DewCor, owned and operated by former Newfoundland and Labrador premier Danny Williams, reached an agreement with the city in 2016 that it purchase and install the decorative streetlights at its own cost and that the city take over the ownership of the lights, including operation, maintenance and replacement costs in addition to the normal cost of electricity.
A cost analysis at the time indicated there would be potential savings of $491,000 to the city over the anticipated life cycle of the infrastructure which would offset the cost of future ownership when compared to the standard Newfoundland Power installation.
Since DewCor covered those costs upfront — including the poles and underground wiring — and given that the lights are LED and require less electricity, the company said it should be compensated by $589,000, which it says is the net present value of the amount the city would normally pay Newfoundland Power over the anticipated life cycle of the streetlights, with provision for ongoing maintenance and electricity costs.
“This is only fair and equitable treatment for both the developer and taxpayers, and negotiations have been going on since 2018,” Danny Williams said in a letter to city council.
“Quite simply, Galway cannot be expected to incur basic streetlight costs when others do not.”
But not everyone on city council agrees.
At city council’s committee of the whole meeting Wednesday, Councillor-at-Large Maggie Burton said city staff is recommending that the city retain any savings realized from the use of the streetlights, which were installed by the developer in place of the standard streetllights.
“This is a unique situation,” said Burton, head of the planning and development committee, who noted the city does not own, operate or maintain Newfoundland Power light poles.
She said staff believe that if DewCor wanted the savings, it should have included this condition in the initial request to council to use decorative streetlights.
She said the city approved the decorative lights in the first phases of Galway, “even though this is not something the city would normally undertake.”
Burton admitted the lighting has a direct impact on the city’s operating budget.
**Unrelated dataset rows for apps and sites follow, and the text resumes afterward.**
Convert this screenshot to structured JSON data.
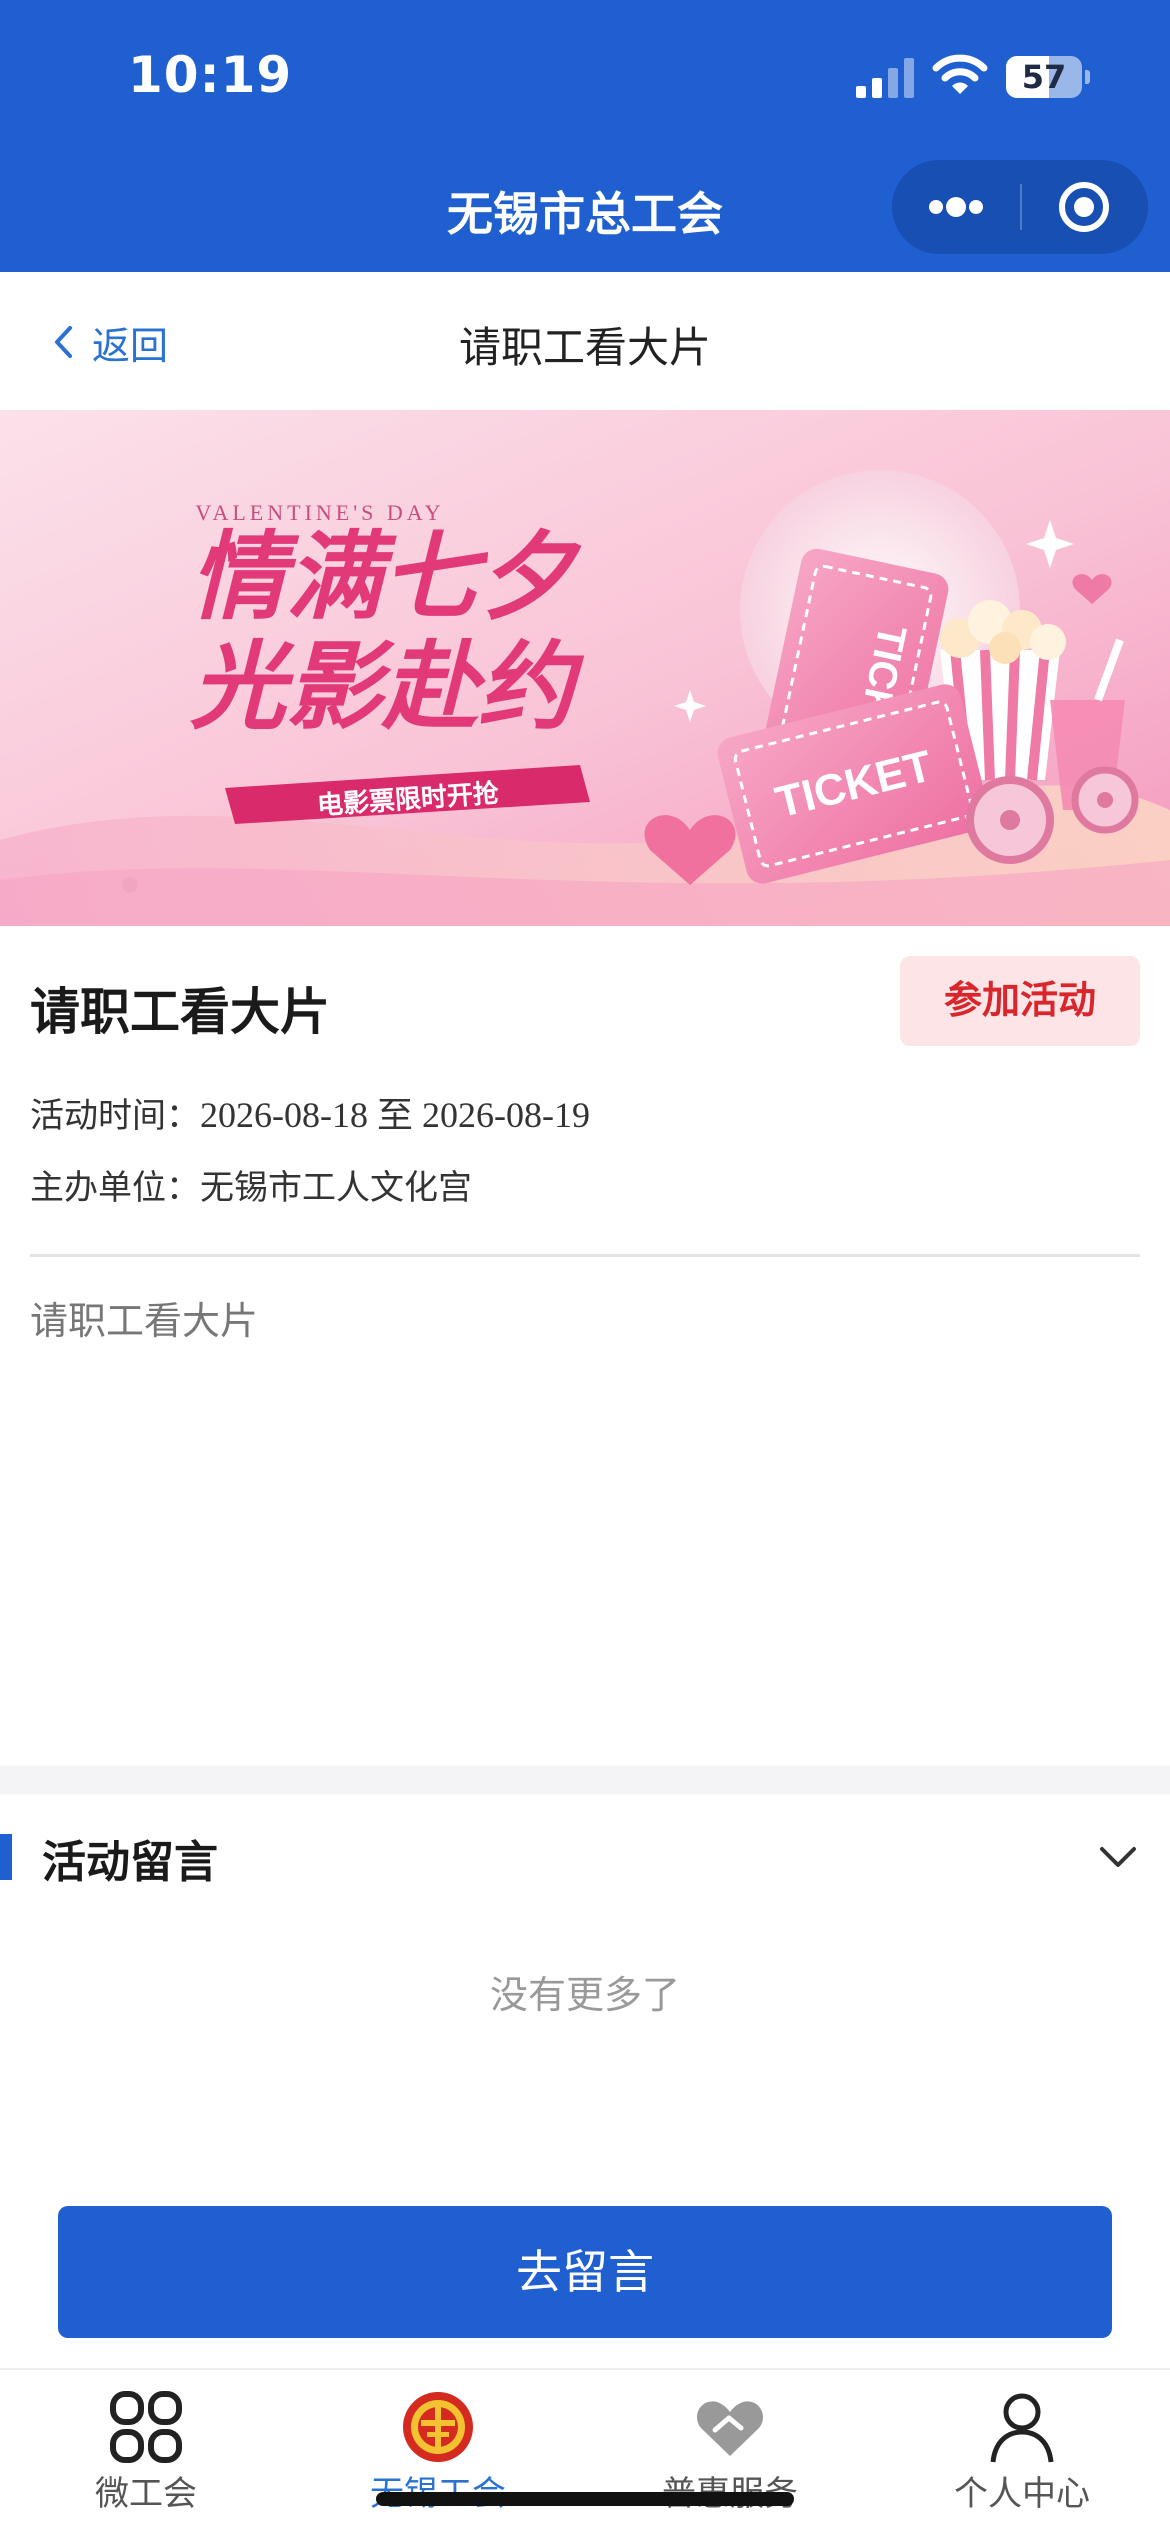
{
  "status_bar": {
    "time": "10:19",
    "battery": "57",
    "battery_level": 0.57
  },
  "app": {
    "title": "无锡市总工会"
  },
  "nav": {
    "back_label": "返回",
    "page_title": "请职工看大片"
  },
  "banner": {
    "header_small": "VALENTINE'S DAY",
    "headline_line1": "情满七夕",
    "headline_line2": "光影赴约",
    "ribbon": "电影票限时开抢",
    "ticket_small": "TICKE",
    "ticket_large": "TICKET"
  },
  "activity": {
    "title": "请职工看大片",
    "join_label": "参加活动",
    "time_label": "活动时间：",
    "time_value": "2026-08-18 至 2026-08-19",
    "org_label": "主办单位：",
    "org_value": "无锡市工人文化宫",
    "description": "请职工看大片"
  },
  "comments": {
    "section_title": "活动留言",
    "empty_text": "没有更多了",
    "action_label": "去留言"
  },
  "tabbar": {
    "items": [
      {
        "label": "微工会",
        "icon": "grid-icon"
      },
      {
        "label": "无锡工会",
        "icon": "union-logo-icon",
        "active": true
      },
      {
        "label": "普惠服务",
        "icon": "heart-hand-icon"
      },
      {
        "label": "个人中心",
        "icon": "person-icon"
      }
    ]
  },
  "colors": {
    "brand": "#1f5fcf",
    "accent_red": "#d9262c",
    "link": "#2a72d0"
  }
}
However, she noted the projected savings are based on a number of assumptions regarding future operating and managing costs and, therefore, may or may not be realized in full.
In accepting ownership of these streetlights, the city accepts any risks associated with future costs, she said. As a result, she said, having the city keep the savings is “a fair recommendation.”
Williams said it’s not fair and he is disappointed with the recommendation.
“It’s not appropriate for the city to increase the cost of development in Galway (which is ultimately paid by the resident and business taxpayers in Galway) and use those funds for the benefit of taxpayers in other areas of the city,” he noted.
Williams said DewCor paid approximately $1.37-million for the streetlights, and the city will reap the benefit by owning a much more esthetically pleasing streetscape for the same cost as standard streetlights, with no obligation to pay a rental in perpetuity. To date, nearly $150 million of private money has been spent in Galway for infrastructure and improvements at no cost to the city, Williams said.
“In order to alleviate the financial obligation by the city, we would be prepared to accept this payment as 50 per cent this month and 50 per cent in January 2022, or credited against the company’s municipal taxes."
Council members agreed to defer discussions about the issue to the next committee of the whole meeting on Jan. 20, as Ward 5 Coun. Wally Collins said he wanted further time to review the information.
“We’re building (more or less) a new city over there and there are a lot of things that were never brought up before,” said Collins. “This only popped up to me this last week, so I’d really like to get more information so I can vote on it. … $500,000 is a lot money.”
It’s one of a string of disagreements the city and DewCor have had since the project was begun. The latest was about the installation of a Christmas tree at the main Galway roundabout. Williams was forced to remove it when city council said it was a distraction to motorists.